## Problem
Below are the entries; set down each of them exactly.

## Supplied data
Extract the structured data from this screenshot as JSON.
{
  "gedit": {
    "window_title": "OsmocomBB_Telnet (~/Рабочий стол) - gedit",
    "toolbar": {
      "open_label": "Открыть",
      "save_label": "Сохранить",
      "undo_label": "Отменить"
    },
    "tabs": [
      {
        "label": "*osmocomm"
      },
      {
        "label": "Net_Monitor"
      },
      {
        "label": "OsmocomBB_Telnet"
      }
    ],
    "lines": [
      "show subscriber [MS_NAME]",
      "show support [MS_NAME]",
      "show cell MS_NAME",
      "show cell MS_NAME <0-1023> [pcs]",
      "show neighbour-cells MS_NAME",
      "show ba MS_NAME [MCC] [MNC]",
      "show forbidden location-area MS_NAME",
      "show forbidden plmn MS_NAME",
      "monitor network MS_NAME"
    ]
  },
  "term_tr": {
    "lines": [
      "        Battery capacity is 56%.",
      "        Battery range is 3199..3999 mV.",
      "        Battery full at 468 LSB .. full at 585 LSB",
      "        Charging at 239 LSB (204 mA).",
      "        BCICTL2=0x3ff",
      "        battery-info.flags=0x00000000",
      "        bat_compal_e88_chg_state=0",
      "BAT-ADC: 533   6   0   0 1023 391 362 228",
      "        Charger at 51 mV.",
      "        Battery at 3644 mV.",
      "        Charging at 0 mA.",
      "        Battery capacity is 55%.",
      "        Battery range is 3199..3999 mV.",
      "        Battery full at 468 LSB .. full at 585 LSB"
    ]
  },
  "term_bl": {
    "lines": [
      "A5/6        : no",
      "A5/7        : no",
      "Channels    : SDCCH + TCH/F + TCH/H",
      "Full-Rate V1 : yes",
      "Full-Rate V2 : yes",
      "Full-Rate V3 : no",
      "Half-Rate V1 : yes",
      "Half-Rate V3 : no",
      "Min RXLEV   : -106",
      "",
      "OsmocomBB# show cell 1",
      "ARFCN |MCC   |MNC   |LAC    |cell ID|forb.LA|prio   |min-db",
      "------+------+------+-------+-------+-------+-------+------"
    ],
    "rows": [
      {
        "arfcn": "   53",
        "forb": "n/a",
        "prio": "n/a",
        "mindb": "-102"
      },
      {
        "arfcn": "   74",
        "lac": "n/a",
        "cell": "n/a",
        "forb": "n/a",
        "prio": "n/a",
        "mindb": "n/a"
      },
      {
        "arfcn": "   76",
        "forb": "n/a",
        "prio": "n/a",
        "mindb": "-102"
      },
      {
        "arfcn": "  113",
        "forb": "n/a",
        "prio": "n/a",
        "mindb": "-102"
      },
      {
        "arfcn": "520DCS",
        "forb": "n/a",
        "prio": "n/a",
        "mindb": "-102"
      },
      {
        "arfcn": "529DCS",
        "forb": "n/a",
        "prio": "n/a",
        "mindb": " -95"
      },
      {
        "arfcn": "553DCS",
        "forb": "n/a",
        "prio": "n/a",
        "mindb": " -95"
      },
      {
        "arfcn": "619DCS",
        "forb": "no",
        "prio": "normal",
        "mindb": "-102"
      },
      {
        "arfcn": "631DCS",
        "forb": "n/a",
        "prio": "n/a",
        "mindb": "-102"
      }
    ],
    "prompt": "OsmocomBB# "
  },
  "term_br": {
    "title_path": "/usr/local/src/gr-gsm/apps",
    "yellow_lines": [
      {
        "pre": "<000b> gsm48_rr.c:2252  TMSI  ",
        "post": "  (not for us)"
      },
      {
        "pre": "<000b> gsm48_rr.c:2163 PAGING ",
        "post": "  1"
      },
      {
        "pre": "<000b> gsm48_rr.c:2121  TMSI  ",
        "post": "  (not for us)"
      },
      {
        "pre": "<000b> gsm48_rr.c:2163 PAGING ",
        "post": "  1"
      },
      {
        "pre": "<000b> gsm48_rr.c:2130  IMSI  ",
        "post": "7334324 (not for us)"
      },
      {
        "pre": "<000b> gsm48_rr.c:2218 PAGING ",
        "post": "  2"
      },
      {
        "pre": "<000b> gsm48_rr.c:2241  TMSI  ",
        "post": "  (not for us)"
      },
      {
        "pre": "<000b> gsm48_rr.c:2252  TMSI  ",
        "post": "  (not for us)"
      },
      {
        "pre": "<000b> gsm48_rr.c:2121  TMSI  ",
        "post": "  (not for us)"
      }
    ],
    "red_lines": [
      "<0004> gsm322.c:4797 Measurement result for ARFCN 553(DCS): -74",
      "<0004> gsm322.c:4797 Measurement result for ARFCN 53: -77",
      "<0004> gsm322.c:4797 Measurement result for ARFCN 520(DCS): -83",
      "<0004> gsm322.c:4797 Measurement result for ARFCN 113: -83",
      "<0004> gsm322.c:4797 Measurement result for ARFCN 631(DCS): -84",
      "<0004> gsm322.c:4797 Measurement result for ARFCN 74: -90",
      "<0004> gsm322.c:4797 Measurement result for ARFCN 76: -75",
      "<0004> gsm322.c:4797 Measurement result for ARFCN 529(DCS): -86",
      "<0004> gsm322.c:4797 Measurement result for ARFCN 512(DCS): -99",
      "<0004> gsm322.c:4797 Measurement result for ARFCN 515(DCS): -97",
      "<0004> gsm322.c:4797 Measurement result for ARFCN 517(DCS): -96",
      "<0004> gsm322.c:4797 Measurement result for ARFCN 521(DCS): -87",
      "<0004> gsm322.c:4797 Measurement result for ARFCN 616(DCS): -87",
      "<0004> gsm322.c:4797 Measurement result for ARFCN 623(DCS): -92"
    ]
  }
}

## Written answer
Extract the structured data from this screenshot as JSON.
{
  "gedit": {
    "window_title": "OsmocomBB_Telnet (~/Рабочий стол) - gedit",
    "toolbar": {
      "open_label": "Открыть",
      "save_label": "Сохранить",
      "undo_label": "Отменить"
    },
    "tabs": [
      {
        "label": "*osmocomm"
      },
      {
        "label": "Net_Monitor"
      },
      {
        "label": "OsmocomBB_Telnet"
      }
    ],
    "lines": [
      "show subscriber [MS_NAME]",
      "show support [MS_NAME]",
      "show cell MS_NAME",
      "show cell MS_NAME <0-1023> [pcs]",
      "show neighbour-cells MS_NAME",
      "show ba MS_NAME [MCC] [MNC]",
      "show forbidden location-area MS_NAME",
      "show forbidden plmn MS_NAME",
      "monitor network MS_NAME"
    ]
  },
  "term_tr": {
    "lines": [
      "        Battery capacity is 56%.",
      "        Battery range is 3199..3999 mV.",
      "        Battery full at 468 LSB .. full at 585 LSB",
      "        Charging at 239 LSB (204 mA).",
      "        BCICTL2=0x3ff",
      "        battery-info.flags=0x00000000",
      "        bat_compal_e88_chg_state=0",
      "BAT-ADC: 533   6   0   0 1023 391 362 228",
      "        Charger at 51 mV.",
      "        Battery at 3644 mV.",
      "        Charging at 0 mA.",
      "        Battery capacity is 55%.",
      "        Battery range is 3199..3999 mV.",
      "        Battery full at 468 LSB .. full at 585 LSB"
    ]
  },
  "term_bl": {
    "lines": [
      "A5/6        : no",
      "A5/7        : no",
      "Channels    : SDCCH + TCH/F + TCH/H",
      "Full-Rate V1 : yes",
      "Full-Rate V2 : yes",
      "Full-Rate V3 : no",
      "Half-Rate V1 : yes",
      "Half-Rate V3 : no",
      "Min RXLEV   : -106",
      "",
      "OsmocomBB# show cell 1",
      "ARFCN |MCC   |MNC   |LAC    |cell ID|forb.LA|prio   |min-db",
      "------+------+------+-------+-------+-------+-------+------"
    ],
    "rows": [
      {
        "arfcn": "   53",
        "forb": "n/a",
        "prio": "n/a",
        "mindb": "-102"
      },
      {
        "arfcn": "   74",
        "lac": "n/a",
        "cell": "n/a",
        "forb": "n/a",
        "prio": "n/a",
        "mindb": "n/a"
      },
      {
        "arfcn": "   76",
        "forb": "n/a",
        "prio": "n/a",
        "mindb": "-102"
      },
      {
        "arfcn": "  113",
        "forb": "n/a",
        "prio": "n/a",
        "mindb": "-102"
      },
      {
        "arfcn": "520DCS",
        "forb": "n/a",
        "prio": "n/a",
        "mindb": "-102"
      },
      {
        "arfcn": "529DCS",
        "forb": "n/a",
        "prio": "n/a",
        "mindb": " -95"
      },
      {
        "arfcn": "553DCS",
        "forb": "n/a",
        "prio": "n/a",
        "mindb": " -95"
      },
      {
        "arfcn": "619DCS",
        "forb": "no",
        "prio": "normal",
        "mindb": "-102"
      },
      {
        "arfcn": "631DCS",
        "forb": "n/a",
        "prio": "n/a",
        "mindb": "-102"
      }
    ],
    "prompt": "OsmocomBB# "
  },
  "term_br": {
    "title_path": "/usr/local/src/gr-gsm/apps",
    "yellow_lines": [
      {
        "pre": "<000b> gsm48_rr.c:2252  TMSI  ",
        "post": "  (not for us)"
      },
      {
        "pre": "<000b> gsm48_rr.c:2163 PAGING ",
        "post": "  1"
      },
      {
        "pre": "<000b> gsm48_rr.c:2121  TMSI  ",
        "post": "  (not for us)"
      },
      {
        "pre": "<000b> gsm48_rr.c:2163 PAGING ",
        "post": "  1"
      },
      {
        "pre": "<000b> gsm48_rr.c:2130  IMSI  ",
        "post": "7334324 (not for us)"
      },
      {
        "pre": "<000b> gsm48_rr.c:2218 PAGING ",
        "post": "  2"
      },
      {
        "pre": "<000b> gsm48_rr.c:2241  TMSI  ",
        "post": "  (not for us)"
      },
      {
        "pre": "<000b> gsm48_rr.c:2252  TMSI  ",
        "post": "  (not for us)"
      },
      {
        "pre": "<000b> gsm48_rr.c:2121  TMSI  ",
        "post": "  (not for us)"
      }
    ],
    "red_lines": [
      "<0004> gsm322.c:4797 Measurement result for ARFCN 553(DCS): -74",
      "<0004> gsm322.c:4797 Measurement result for ARFCN 53: -77",
      "<0004> gsm322.c:4797 Measurement result for ARFCN 520(DCS): -83",
      "<0004> gsm322.c:4797 Measurement result for ARFCN 113: -83",
      "<0004> gsm322.c:4797 Measurement result for ARFCN 631(DCS): -84",
      "<0004> gsm322.c:4797 Measurement result for ARFCN 74: -90",
      "<0004> gsm322.c:4797 Measurement result for ARFCN 76: -75",
      "<0004> gsm322.c:4797 Measurement result for ARFCN 529(DCS): -86",
      "<0004> gsm322.c:4797 Measurement result for ARFCN 512(DCS): -99",
      "<0004> gsm322.c:4797 Measurement result for ARFCN 515(DCS): -97",
      "<0004> gsm322.c:4797 Measurement result for ARFCN 517(DCS): -96",
      "<0004> gsm322.c:4797 Measurement result for ARFCN 521(DCS): -87",
      "<0004> gsm322.c:4797 Measurement result for ARFCN 616(DCS): -87",
      "<0004> gsm322.c:4797 Measurement result for ARFCN 623(DCS): -92"
    ]
  }
}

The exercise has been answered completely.